You're Not As Strong As You Think.. You're Not Weak Either

Published on by Samantha Faulhaber

Photo Credit: Jeff Chu @jeffreyschu

I am always trying to figure out better ways to describe Jiu-Jitsu to the uninitiated. How do you tell somebody about this super fun thing that on its surface looks brutal and personal? How do you convey that this will “change their life”, bleeding into everything they do, without sounding like a psychopath? Perhaps they were pretty happy with their life just the way it was, anyway! Jiu-Jitsu has a deep effect on people because it messes with their perception of reality in a primal way. I pieced together this way of describing Jiu-Jitsu during an interview Gracie Academy Philadelphia had with a local Philadelphia news publication:

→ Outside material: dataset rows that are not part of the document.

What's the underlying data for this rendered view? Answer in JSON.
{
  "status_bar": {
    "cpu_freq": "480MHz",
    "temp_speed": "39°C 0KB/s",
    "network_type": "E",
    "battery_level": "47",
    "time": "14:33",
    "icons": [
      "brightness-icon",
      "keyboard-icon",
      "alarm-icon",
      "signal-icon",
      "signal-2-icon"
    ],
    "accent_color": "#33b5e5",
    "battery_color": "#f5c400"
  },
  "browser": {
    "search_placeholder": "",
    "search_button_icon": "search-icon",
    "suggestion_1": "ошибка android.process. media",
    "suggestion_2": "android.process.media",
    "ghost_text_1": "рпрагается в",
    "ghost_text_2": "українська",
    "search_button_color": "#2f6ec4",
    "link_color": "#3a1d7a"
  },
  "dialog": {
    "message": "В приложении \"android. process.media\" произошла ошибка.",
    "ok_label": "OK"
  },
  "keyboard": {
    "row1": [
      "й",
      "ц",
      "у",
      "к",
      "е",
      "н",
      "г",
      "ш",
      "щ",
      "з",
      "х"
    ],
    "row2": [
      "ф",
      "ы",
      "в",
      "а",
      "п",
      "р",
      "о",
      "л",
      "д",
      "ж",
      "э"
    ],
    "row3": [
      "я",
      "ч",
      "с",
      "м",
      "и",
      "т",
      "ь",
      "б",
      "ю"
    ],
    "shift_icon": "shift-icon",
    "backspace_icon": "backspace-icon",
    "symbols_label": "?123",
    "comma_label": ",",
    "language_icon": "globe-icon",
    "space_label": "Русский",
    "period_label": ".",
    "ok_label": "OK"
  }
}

I posted it on my Instagram, @bjjsam. The cool thing is a lot of people agree with me. My Facebook post got over 600 likes and 1,000 shares in fewer than 24 hours, it was reposted on Instagram many times over, translated into Spanish and remade into a meme by @pasandoguardia, and even had the dubious honor of being pirated by at least one somebody who cut my name off.

It’s a fact. Men tend to use more muscle when they start Jiu-Jitsu. Women tend to lack physical confidence to the point that they don’t even know how to make a tight grip until someone shows them they can. People can be unaware of their bodies (and usually are) on each end of the spectrum. Jiu-Jitsu training with resistance helps everyone learn that their bodies are best used in an intelligent manner. It gives you immediate feedback to pay attention to your limbs. As in any sport, the more technically skillful you are the greater and more varied the adversity you can overcome.

I didn’t mean to say that women beat up strong men, though it looks like many have taken it that way and if you enjoy a girl-power message then that’s great. They might, eventually, given a great enough skill disparity when compared to any difference in strength. Of course a woman will have her best possible chance if she gives herself the gift of training in the first place. I was just stating that practiced body mechanics and leverage work. They level the playing field best and weaker people are better off than they might think, which means stronger people may well have a surprise coming to them.

If you think you’ll be able to muscle everything you’re probably wrong and if you think there’s no way you can do anything you’re definitely wrong. The truth always lies somewhere in the middle and live sparring makes it so you will learn or hide. The important thing is being able to control the body that you have in the smartest ways possible.